Staff handed out plastic ponchos. And red carpet-goers toted capes and umbrellas in Busan’s Centum City. But the storm clouds whipped up by Typhoon Kong-Rey served more to add to the atmosphere of the Busan International Film Festival’s Thursday night opening ceremony, rather than to dampen spirits.
After three years being buffeted by a political storm, and a partially-observed cold front of a Korean industry boycott, there was a sense that the festival is returning to some kind of normality.
While the iconic former festival chief Kim Dong-ho was not spotted on the red carpet, the festival is now, once again, in the hands of Lee Yong-kwan and Jay Jeon, who co-founded the festival with Kim 23 years ago.
A highlight of the opening ceremony was the barely announced arrival of ace music composer Ryuichi Sakamoto. He strode across the stage and knocked out a piano medley, including a segment from “Merry Christmas, Mr. Lawrence.” Sakamoto later received the Asian Filmmaker of the Year award.
His acceptance speech was personal, and political. And it may have resonated among the festival organizers. “Finally peace is coming to the Korean peninsula. As an Asian, I feel great happiness,” he said.
That sentiment was echoed by Busan mayor, Oh Keo-don. Although he was away in Pyeongyang, he sent a taped greeting, and suggested an “inter-Korean film festival.”
Other international visitors included Cannes selector Christian Jeune. Martine and Jean-Marc Therouanne, co-founders of France’s Vesoul Film Festival, were on hand to accept an award for their part in globalizing Korean cinema.
The evening’s clearest evidence of normalcy was the screening of a Korean-made film “Beautiful Days” as the festival opener. By first-time fiction feature director Jero Yun, the film focuses on the dissolution and restoration of a North Korean family. It boasts audience favorite actress Lee Na-young in her first film for some six years.
Lee Na-Young, Jang Dong-yoon, Oh Kwang-rok, Lee Yu-jun and Seo Hyun-woo were in attendance for the film. Top Korean actors Hyun Bin and Jang Dong-gun also walked the red carpet, representing Korean period drama “Rampant.”
Audience reaction bordered on the hysterical for the “Herstory” team of director Min Kyu-dong, and veteran actress Kim Hae-sook. K-pop got a look in with EXO’s Chinese member Zhang Yixing and Girls’ Generation star Choi Soo-young both in town for their acting roles – in “The Island” and “Memories of a Dead End” respectively.
Past Busan regulars were present again this year. They included: actors Shin Sung-il, Ahn Sung-ki, and Moon Sung-keun. The 82-year-old director Im Kwon-taek made a dignified entrance, accompanied by his wife and young grandson.

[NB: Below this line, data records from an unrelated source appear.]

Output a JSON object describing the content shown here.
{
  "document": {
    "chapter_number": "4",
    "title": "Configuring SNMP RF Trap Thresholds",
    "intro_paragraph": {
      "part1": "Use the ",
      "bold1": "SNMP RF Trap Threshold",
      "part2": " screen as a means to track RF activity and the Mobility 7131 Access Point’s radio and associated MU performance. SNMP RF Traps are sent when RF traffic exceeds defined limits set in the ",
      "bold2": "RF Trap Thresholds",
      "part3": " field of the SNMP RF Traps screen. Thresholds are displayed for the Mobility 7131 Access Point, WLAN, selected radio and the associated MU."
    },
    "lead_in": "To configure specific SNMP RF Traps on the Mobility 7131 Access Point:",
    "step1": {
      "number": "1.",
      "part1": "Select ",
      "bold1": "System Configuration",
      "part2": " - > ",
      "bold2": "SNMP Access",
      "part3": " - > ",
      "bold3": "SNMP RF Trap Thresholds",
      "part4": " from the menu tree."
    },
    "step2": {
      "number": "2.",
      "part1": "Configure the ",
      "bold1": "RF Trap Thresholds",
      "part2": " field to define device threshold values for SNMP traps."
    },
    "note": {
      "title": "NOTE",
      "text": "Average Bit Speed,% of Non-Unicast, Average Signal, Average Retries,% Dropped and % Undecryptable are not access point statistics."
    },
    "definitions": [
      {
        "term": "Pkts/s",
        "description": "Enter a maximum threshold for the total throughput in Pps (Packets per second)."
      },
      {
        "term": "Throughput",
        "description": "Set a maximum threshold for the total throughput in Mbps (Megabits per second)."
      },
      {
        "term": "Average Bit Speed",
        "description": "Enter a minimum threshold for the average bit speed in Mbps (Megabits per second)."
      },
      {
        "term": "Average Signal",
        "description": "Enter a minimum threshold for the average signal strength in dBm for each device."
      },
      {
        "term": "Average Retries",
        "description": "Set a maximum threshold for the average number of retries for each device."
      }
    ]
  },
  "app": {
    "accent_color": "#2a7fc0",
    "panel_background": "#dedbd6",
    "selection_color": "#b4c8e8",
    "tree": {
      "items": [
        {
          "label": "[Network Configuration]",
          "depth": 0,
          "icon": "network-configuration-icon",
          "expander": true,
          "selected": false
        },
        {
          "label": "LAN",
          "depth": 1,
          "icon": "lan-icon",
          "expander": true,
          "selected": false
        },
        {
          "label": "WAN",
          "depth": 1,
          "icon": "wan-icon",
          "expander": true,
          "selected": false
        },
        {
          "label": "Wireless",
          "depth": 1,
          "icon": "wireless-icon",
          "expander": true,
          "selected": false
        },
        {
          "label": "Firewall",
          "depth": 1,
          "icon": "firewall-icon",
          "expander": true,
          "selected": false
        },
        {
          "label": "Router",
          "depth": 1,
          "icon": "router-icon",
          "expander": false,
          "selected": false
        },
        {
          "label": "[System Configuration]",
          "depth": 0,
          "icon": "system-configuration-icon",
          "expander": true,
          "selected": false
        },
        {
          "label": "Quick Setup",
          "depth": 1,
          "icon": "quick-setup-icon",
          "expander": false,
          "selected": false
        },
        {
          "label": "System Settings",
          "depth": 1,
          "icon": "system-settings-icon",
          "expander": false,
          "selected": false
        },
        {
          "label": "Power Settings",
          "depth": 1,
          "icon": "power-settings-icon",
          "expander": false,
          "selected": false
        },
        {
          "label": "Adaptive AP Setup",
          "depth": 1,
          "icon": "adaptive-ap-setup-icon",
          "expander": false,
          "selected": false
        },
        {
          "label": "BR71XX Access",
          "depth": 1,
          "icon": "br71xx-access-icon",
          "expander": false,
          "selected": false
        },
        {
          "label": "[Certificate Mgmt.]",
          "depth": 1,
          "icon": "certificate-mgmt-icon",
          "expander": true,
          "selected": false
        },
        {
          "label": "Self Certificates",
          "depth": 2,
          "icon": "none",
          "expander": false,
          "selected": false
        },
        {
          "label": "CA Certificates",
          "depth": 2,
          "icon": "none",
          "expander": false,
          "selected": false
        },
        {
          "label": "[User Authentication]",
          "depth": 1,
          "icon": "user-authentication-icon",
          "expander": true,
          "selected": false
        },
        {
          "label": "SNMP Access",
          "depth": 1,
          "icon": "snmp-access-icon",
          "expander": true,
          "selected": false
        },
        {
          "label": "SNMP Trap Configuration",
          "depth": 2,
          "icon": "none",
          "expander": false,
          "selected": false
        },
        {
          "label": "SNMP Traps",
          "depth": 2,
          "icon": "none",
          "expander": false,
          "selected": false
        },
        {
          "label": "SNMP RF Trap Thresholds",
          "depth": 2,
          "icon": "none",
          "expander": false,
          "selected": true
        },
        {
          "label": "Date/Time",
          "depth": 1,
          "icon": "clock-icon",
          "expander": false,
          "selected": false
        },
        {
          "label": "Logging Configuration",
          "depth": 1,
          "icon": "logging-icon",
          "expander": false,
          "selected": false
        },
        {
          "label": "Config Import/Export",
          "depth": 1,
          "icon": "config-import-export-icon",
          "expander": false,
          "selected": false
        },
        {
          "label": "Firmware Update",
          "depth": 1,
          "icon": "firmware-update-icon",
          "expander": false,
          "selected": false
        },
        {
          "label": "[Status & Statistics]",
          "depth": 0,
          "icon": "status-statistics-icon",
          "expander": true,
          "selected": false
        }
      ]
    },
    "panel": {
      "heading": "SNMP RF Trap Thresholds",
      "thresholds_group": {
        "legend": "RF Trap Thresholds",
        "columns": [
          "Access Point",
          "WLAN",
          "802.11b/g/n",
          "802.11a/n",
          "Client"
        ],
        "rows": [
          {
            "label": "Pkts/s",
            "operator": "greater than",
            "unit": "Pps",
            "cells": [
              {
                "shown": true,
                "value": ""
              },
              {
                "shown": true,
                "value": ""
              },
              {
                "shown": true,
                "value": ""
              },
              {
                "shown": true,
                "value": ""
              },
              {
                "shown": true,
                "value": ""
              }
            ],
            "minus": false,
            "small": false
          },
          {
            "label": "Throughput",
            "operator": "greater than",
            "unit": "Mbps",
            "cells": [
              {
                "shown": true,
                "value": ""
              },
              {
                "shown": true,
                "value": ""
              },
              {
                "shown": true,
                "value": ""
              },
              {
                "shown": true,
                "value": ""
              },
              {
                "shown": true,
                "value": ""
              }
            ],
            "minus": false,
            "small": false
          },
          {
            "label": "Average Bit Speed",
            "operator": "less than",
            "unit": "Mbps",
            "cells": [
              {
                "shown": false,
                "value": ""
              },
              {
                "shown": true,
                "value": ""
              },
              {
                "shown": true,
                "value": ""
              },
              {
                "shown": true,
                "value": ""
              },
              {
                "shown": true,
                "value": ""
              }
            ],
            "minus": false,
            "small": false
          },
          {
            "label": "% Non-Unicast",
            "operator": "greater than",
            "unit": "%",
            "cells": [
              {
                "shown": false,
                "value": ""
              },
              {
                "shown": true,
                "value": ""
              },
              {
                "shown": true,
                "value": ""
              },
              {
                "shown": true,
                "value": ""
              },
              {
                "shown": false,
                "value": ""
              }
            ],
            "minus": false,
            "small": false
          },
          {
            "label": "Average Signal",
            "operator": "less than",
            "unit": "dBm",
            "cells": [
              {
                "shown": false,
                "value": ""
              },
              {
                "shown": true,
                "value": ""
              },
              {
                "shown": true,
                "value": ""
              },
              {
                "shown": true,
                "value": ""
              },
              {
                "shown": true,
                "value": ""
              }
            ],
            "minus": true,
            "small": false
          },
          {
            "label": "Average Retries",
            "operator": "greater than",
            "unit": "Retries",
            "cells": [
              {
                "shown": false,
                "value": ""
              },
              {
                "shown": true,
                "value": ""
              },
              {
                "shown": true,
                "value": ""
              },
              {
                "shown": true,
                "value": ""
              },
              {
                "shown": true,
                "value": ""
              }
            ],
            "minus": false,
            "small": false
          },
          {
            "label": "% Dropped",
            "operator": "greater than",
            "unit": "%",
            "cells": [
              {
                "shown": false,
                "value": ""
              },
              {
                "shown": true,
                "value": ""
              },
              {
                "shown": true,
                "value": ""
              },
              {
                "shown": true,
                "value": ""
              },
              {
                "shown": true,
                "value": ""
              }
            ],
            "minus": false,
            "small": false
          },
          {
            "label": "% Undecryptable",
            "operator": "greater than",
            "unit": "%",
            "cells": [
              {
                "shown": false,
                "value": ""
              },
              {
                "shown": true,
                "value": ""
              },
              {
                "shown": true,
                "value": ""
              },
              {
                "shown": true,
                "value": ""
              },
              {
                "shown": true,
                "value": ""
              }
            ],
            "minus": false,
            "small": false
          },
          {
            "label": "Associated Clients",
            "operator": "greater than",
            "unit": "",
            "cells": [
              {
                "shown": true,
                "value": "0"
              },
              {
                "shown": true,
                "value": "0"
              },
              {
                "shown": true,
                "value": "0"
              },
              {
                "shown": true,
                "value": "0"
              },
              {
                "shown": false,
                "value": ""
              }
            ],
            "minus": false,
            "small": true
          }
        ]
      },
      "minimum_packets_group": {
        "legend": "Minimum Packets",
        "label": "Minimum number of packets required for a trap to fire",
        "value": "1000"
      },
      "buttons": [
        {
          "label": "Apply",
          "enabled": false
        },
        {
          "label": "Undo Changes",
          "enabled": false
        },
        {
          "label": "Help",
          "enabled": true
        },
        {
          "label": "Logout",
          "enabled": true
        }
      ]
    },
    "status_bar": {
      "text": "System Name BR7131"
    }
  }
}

Making a similar comeback, after a hiatus, the major Korean studio groups, CJ Entertainment, Lotte, Showbox and N.E.W., are this week all expected to host major parties in Busan. These events, which serve as showcases for upcoming movie slates and distribution muscle, had either been cancelled or toned down due to an air of austerity.
Busan’s position as an industry event also looks solid enough, after a couple of years in which politics conspired to keep away many Chinese executives. Busan’s Asian Film Market this year boasts an enlarged European presence.
Hollywood’s Patrick Hughes will give a talk on“The Hitman’s Bodyguard,” while star producer Jason Blum will discuss matters ranging from “Paranormal Activity” and “Get Out” to “Whiplash” and “BlacKkKlansman.”
But otherwise, the festival selection, made in a shortened time frame, leans heavily on Asian titles. Among the film highlights playing out over the next days are Zhang Yimou’s “Shadow,” Ho Wi Ding’s “Cities of Last Things,” Naomi Kawase’s “Vision,” Stanley Kwan’s “First Night Nerves” and Ash Mayfair’s “The Third Wife.” The week will round off with the world premiere of the Yuen Woo-ping-directed “Master Z: The Ip Man Legacy.”